EMC Documentum's longevity has to do with the product's orginal vision, not the over selling antics of sales and marketing. 

Friday, March 25, 2011

Kicking the Share Drive Habit

Business productivity in the world of “just get this thing done already” means using whatever MS Excel can offer to track the content out there and report on it. This process usually equates to lots of manual double checking, lots of verification, and lots of busy work. Lots of human intervention is not a bad thing, however at some point the “finding” and “versioning” become unwieldy. Some type of content management system must be purchased.

The purchasing, deployment, and education of the first system is the most crucial step in setting the stage for the future health of the organization’s information. It was not that long ago when IT Directors were saying that content management systems did not belong in the enterprise services stack. Some industry IT shops still harbor misguided and regrettably wrong impressions about the complexities of information and especially content and process automation.

So here’s a guide to moving content off the share drive and into a content management system.

One of the key concepts that is missed by most ECM vendors is that each bulk import/migration needs to be executed with a certain percentage of customization in order to get the best results. You could bulk import with an off the shelf tool, but don’t expect to get all of your content into the target content management system.

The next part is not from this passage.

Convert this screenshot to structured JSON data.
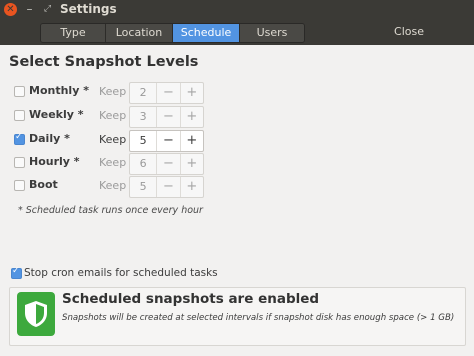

Remember: the cost of exceptions could add up to more than the cost of the off the shelf tool.

Analyze Your Content and Metadata

Use a file listing app (whether it’s off the shelf or home grown) to build inventory Excel/CSV files with the following criteria:

• Absolute file path for folder and file location

• File names

• File properties such as creation date

• Create drop down lists based on the target content management system
  • User names
  • Fixed values like state or vendor name
  • Destination folder paths
Use or Create an Import/Migration Application

• Incorporate the work done in the Analysis

• Design it based on the specific requirements of the import or migration at hand

• Pre-Flight of Excel track files

• Does the file exist?

• Are the date values valid?

• Do User names exist?

• Are Illegal characters handled during the migration?

Make Validation Simple

Using the absolute path values of the source content, make sure the target has an attribute for that same value. This will make is much easier to not only validate the results, but to recover from failures where rerunning thousands of imports (for one failure) would be incredibly inefficient.